ASSIGNMENT | The expected answer comprises all lines from the entries that contain the string "DueDate".
[Start of Attachment]
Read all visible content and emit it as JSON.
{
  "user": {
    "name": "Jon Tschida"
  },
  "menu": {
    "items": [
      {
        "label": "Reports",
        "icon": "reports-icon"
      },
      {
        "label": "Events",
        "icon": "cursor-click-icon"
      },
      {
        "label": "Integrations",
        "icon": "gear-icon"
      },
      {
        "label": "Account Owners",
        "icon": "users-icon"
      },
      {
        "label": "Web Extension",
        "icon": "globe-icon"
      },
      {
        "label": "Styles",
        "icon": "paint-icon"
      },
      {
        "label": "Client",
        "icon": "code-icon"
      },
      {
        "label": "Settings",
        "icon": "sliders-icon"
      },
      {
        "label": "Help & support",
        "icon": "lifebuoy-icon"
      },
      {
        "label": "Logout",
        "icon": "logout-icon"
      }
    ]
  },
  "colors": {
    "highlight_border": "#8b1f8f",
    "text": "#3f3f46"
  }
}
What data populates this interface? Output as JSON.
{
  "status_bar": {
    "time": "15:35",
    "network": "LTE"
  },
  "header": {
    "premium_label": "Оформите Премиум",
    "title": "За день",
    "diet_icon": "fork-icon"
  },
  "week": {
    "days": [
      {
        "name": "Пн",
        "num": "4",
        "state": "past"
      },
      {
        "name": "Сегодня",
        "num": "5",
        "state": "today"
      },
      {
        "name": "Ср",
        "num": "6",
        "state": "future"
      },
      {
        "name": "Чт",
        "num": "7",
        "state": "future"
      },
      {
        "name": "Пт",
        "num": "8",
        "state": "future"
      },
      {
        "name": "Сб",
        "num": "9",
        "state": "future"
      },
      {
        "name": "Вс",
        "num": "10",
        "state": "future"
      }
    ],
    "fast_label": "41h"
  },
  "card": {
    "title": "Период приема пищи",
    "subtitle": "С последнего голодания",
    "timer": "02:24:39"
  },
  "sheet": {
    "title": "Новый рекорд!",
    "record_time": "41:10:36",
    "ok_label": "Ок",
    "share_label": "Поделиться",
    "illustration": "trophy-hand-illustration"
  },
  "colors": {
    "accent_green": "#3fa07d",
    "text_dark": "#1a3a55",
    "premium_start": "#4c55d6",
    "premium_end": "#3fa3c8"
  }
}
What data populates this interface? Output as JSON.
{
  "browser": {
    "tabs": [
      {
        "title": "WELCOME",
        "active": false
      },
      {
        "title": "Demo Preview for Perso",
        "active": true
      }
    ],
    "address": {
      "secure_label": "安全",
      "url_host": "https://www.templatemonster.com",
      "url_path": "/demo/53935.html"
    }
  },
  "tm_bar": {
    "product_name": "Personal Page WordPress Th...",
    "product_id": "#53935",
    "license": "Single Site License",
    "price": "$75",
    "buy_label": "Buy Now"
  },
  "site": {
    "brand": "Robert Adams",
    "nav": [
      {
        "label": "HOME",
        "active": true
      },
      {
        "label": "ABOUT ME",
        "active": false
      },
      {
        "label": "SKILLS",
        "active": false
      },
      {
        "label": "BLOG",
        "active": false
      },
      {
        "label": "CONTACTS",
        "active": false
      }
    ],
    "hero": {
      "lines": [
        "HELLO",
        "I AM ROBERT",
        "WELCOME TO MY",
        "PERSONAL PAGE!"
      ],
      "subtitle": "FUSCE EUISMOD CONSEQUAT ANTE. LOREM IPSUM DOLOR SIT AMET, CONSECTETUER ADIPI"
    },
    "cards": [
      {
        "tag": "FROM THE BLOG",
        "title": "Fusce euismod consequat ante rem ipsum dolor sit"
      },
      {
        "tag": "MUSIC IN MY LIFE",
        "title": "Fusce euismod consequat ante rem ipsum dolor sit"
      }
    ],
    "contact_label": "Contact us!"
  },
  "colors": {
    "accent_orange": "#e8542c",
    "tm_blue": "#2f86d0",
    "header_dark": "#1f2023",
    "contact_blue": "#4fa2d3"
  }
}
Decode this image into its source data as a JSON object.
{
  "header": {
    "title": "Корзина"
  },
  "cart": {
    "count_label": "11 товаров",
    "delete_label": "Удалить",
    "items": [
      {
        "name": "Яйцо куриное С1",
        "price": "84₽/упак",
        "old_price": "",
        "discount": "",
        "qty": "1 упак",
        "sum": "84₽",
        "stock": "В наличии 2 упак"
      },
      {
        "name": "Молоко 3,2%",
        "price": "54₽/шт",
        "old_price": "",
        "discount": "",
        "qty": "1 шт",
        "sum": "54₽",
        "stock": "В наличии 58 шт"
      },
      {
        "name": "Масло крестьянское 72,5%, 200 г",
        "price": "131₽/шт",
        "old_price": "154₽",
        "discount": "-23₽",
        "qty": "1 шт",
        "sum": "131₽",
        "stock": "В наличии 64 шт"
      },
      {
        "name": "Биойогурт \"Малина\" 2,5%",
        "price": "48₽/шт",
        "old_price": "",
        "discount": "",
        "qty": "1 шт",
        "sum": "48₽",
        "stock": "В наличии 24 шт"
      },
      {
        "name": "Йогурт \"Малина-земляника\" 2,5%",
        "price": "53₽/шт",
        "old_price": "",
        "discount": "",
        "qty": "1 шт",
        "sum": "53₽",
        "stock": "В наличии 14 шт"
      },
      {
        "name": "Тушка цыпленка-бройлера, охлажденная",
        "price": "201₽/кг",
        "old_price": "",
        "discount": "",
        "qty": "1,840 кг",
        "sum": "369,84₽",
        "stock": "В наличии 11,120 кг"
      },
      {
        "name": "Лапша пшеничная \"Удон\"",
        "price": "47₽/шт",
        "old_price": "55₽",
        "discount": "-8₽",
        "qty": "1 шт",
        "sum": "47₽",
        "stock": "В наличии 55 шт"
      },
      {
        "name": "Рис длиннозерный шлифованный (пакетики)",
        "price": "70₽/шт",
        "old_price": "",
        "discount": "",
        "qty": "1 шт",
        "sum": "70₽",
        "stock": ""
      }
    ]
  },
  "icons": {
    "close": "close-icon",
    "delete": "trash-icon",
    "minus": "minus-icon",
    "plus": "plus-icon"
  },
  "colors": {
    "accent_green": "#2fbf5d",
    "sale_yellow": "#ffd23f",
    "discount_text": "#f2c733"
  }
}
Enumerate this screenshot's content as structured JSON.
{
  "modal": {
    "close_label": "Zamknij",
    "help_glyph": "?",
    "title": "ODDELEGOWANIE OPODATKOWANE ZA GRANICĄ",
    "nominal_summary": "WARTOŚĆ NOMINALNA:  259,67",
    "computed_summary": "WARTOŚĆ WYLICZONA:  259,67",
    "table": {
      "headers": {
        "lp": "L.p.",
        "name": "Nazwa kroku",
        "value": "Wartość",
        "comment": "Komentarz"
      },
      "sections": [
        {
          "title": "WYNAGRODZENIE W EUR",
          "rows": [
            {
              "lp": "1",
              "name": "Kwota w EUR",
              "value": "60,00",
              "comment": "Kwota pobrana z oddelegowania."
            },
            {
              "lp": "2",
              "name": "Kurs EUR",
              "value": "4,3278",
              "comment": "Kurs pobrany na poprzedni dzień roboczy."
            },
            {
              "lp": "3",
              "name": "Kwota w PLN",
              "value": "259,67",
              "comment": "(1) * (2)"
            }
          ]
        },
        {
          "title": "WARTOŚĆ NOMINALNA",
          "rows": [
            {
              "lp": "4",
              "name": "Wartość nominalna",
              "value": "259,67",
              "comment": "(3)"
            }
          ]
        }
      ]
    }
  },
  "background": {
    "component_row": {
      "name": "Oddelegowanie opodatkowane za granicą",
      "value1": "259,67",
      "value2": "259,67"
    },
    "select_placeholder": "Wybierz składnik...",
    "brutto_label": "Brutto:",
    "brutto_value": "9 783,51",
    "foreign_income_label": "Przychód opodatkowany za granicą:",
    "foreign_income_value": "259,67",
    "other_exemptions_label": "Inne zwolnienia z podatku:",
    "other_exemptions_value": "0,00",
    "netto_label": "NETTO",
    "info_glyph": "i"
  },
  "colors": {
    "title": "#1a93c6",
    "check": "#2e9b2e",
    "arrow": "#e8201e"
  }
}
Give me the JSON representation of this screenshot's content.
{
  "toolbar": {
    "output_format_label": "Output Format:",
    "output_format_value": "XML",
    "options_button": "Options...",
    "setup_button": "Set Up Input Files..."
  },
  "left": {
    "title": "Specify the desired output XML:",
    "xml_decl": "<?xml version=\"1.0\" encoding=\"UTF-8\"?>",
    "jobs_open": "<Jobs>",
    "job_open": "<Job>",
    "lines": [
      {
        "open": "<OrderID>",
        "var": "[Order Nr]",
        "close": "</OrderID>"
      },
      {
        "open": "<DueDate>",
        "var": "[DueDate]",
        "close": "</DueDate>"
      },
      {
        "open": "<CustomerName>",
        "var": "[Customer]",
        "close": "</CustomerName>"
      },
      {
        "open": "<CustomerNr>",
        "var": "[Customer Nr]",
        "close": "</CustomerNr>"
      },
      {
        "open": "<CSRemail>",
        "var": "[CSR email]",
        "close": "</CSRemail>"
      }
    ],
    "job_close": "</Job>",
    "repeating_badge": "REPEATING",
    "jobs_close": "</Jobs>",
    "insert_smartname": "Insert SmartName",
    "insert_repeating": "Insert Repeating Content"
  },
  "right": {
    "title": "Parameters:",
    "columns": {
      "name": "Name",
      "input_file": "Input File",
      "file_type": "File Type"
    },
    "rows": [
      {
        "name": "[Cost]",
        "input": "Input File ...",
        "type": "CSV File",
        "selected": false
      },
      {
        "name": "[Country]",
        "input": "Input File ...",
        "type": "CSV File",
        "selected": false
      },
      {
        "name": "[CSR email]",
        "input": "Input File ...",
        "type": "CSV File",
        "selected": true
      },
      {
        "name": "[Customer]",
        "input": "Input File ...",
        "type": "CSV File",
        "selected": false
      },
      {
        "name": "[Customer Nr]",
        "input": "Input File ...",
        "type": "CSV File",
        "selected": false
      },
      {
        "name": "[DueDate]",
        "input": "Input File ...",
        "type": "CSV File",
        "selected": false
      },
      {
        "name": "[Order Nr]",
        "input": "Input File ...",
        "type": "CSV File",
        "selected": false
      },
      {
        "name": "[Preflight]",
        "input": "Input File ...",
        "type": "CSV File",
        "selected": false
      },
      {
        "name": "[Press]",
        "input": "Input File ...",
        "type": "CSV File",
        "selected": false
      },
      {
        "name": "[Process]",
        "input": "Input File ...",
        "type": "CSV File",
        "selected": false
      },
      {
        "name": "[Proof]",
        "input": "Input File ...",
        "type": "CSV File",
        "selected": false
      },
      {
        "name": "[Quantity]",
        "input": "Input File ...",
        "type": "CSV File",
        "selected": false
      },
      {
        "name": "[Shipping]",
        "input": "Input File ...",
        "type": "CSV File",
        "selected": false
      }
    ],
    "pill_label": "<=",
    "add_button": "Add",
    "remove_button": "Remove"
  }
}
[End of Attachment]
TASK RESPONSE |
        "open": "<DueDate>",
        "var": "[DueDate]",
        "close": "</DueDate>"
        "name": "[DueDate]",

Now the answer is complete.